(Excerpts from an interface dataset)
Start of Block

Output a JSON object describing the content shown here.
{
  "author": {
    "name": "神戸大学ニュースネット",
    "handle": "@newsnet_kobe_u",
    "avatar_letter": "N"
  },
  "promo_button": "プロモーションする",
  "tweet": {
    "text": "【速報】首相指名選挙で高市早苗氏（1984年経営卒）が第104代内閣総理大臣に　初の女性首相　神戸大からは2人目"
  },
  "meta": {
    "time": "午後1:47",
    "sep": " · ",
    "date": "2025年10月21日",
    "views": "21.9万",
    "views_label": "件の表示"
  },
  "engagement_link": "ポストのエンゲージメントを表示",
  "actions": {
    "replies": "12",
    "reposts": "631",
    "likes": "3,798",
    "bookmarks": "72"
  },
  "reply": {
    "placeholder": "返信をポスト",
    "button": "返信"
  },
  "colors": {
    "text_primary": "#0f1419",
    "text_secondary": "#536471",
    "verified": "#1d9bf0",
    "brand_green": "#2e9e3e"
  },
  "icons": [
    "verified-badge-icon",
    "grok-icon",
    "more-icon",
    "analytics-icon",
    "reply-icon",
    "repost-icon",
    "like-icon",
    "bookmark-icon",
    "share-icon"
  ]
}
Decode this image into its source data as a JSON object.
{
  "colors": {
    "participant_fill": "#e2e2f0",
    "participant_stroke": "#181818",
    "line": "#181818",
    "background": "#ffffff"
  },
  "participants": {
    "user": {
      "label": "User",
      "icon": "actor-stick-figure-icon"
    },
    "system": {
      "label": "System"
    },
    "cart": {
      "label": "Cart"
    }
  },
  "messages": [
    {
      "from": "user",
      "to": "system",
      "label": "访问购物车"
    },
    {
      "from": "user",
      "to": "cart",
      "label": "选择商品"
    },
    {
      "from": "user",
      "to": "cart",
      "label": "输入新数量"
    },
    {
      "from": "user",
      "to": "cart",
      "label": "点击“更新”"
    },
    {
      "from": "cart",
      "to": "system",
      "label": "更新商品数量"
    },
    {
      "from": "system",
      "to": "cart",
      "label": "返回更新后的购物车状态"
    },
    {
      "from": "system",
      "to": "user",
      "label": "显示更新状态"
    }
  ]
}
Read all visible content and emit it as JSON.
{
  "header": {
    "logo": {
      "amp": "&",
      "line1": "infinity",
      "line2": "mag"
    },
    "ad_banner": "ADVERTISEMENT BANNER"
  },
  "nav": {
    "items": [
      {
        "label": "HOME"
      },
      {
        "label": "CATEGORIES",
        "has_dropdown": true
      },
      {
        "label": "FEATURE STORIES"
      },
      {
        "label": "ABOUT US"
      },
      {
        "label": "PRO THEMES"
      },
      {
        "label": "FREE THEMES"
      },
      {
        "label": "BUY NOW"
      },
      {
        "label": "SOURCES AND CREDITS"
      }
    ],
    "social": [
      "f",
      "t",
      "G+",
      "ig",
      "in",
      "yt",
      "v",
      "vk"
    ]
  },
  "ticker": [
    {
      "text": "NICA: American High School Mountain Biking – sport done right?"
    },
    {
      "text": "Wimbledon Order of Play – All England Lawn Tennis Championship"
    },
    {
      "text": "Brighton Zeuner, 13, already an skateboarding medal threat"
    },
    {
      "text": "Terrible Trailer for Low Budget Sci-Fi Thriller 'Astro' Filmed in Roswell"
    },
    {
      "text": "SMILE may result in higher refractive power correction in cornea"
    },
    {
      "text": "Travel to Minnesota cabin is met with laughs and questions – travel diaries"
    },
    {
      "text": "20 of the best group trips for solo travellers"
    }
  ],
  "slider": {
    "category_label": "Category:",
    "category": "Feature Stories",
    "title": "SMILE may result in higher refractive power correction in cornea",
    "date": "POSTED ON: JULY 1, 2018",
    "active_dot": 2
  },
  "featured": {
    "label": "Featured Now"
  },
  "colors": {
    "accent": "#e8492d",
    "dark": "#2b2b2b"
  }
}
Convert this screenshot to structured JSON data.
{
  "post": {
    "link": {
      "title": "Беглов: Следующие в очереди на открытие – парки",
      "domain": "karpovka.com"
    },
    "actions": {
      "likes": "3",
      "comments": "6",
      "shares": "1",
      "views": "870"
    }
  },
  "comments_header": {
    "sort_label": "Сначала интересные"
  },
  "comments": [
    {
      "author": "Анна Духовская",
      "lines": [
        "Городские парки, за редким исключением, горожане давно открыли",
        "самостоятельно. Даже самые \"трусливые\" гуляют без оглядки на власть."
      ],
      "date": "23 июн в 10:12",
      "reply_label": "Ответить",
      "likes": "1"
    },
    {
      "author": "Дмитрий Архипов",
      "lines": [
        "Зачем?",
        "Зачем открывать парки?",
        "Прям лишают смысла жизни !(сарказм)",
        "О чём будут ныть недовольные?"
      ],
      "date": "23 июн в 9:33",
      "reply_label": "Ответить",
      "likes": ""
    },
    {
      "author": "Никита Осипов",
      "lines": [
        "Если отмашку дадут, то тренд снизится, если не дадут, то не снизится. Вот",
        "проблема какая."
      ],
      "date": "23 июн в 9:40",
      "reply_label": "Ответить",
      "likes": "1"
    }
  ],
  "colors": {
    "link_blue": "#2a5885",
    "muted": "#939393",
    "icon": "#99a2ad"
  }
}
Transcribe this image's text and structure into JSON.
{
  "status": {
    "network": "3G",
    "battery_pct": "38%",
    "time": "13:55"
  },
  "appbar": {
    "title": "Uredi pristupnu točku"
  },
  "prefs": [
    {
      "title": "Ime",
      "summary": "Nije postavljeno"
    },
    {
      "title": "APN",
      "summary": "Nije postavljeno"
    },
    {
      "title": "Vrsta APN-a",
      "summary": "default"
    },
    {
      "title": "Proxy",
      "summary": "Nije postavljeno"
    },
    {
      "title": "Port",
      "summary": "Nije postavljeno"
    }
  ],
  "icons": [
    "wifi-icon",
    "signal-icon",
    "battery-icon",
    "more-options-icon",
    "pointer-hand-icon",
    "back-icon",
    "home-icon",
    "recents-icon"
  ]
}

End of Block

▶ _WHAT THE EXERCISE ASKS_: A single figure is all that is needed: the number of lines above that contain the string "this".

▶ _FINISHED EXERCISE_: 3